“Sandy, this is Sam,” he said, glancing at his rear-view mirror and catching Sandy's big scowl. “Sam, this is Sandy,” he said to Sam who was staring at the road ahead.
“Hi, Sandy. Good to meet you,” Sam said pleasantly. Turning to Adam, she said, “Sandy and I were sitting next to each other during the class but we didn't get to properly introduce ourselves.”
“Oh, right. I hope you both had a great time,” he said conversationally.
“Hello, Sam,” Sandy finally acknowledged from the back. “How come you've never mentioned Sam to me before, Adam? We've been together for months and this is the first I've heard of her.”
He suppressed the desire to roll his eyes. Sandy's tone was amiable but the barb was there. “I had my reasons,” he answered mysteriously.
There was a time when he'd considered Sandy's bitchy attitude as plain straightforwardness. He had been quite infatuated with her. As a big plus, she was a bombshell. But when he finally came to his senses, he simply got more and more annoyed by her behaviour. Sandy could be ultra-charming, but she also loved spending his money.

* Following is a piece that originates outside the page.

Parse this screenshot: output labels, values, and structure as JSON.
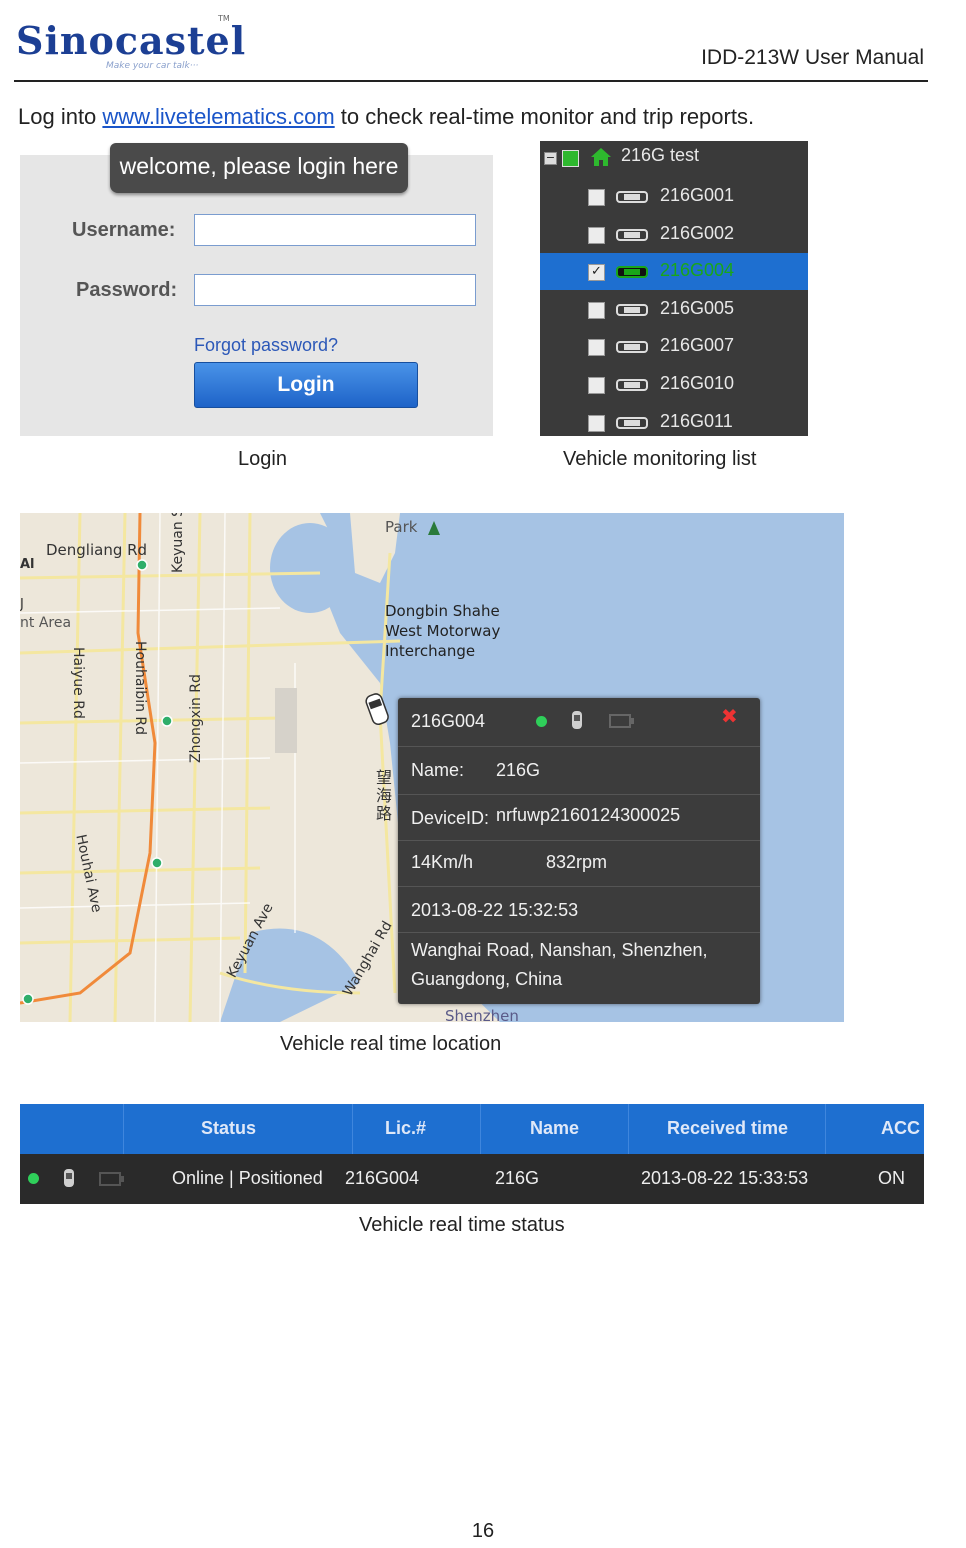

He used to see Sandy as a sweet, albeit somewhat immature, twenty-five-year-old who simply wanted a good life—a lifestyle he was easily able to give her. Well, not anymore. Now, he just found her irritatingly shallow. Funny how his perspective had changed when the lust had worn off.

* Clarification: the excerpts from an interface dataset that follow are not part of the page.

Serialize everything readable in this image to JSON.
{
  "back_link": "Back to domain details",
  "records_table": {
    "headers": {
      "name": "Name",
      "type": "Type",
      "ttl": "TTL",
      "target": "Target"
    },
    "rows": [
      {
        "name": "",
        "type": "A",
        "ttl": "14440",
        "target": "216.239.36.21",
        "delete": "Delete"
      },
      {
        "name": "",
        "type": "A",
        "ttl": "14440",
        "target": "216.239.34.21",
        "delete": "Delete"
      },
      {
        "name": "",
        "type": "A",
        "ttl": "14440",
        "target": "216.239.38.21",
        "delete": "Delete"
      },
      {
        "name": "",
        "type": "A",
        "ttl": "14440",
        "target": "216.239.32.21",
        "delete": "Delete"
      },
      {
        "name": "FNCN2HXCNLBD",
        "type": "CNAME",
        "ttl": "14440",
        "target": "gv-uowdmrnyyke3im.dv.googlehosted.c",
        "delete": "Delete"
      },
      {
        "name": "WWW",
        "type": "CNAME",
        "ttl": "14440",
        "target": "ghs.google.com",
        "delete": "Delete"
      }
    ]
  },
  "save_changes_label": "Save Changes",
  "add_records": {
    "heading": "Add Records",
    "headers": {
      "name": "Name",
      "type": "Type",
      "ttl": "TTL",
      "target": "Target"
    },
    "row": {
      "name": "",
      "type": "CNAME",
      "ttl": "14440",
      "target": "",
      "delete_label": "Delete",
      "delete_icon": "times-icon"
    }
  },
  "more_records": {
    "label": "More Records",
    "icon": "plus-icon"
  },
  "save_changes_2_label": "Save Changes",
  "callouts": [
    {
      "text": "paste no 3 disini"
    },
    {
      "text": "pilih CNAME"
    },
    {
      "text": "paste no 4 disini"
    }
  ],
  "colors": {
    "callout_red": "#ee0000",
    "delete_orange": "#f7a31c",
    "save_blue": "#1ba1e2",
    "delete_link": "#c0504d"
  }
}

“So, darling, you're dropping Sam off first, right?” Sandy asked sweetly. “I thought we could have coffee at my place before you head back home.”
He stopped a snort that wanted to come out. Sandy's persistence in wanting to get back with him was commendable and flattering. But frankly, he was tired of it.
A brilliant plan crystallised in his head. “No. I'm dropping you off first. I'm stopping by at Sam's,” he answered, glancing at Sam who looked surprised.
“Are you? Why?” Sandy asked suspiciously.
“Why? I want to,” he answered, hoping Sam wouldn't clarify to Sandy that she was only on a short visit from Melbourne and was staying with Kris and Trey.
Sandy was like a dog with a bone when it came to him. Telling her they were over—over and over again—didn't seem to work. Until Sandy saw with her own eyes that he'd moved on, he doubted she would let go.
Fortuitously, just yesterday, he had agreed to be Sam's pretend boyfriend for the sake of her parents. She wanted to resign from her father's accounting practice—which she was supposed to head when her dad retired in a few years—to follow her dream of going into the food industry. But Sam was afraid she'd break her parents' hearts if she did that.
Apparently, though, both her mum and dad had been keen for her to find a life partner. When Kris had jokingly suggested that she should give the excuse that she'd met a man in Sydney, and that was why she wanted to quit the practice and leave Melbourne, Sam grabbed at the idea.
As a helpful guy happy to assist a friend in need, he was more than happy to play Sam's boyfriend if her parents insisted on meeting one. But he could also take advantage of this charade, couldn't he?
He reached over and grabbed Sam's hand, giving it a warning squeeze. “You're not too tired, are you, sweetheart? I thought we could continue talking about the plan we started discussing yesterday—the one involving me meeting your folks.”
Sandy's gasp from the back was audible while he noticed Sam swallow a smile.
“Of course not, honey,” Sam answered, playing along with him. “It'll be great to finalise that plan.”
He grinned at her and caught the twinkling in her beautiful brown eyes.
“So when did you two start going out?” Sandy asked coldly.
“A month ago,” Adam responded, making it up on the spot. “Although we'd known each other for much longer than that. Sam is Kris's cousin.”
He hoped Sandy wouldn't ask any more questions. The last time Sam had been in Sydney was three months ago.
“But you and I went out on a date just two weeks ago,” Sandy said pointedly.
“That wasn't a date,” he contended. “You asked me to have lunch with you and, as a friend, I turned up. Sam knows about it. I told her.”
“Yes,” Sam said, backing him up. “Adam explained everything to me. He promised not to do it again.”
Adam almost laughed out loud at Sam's comment. It was great.
End of Chapter One.
Hope you enjoyed that. I'll post Chapter Two tomorrow.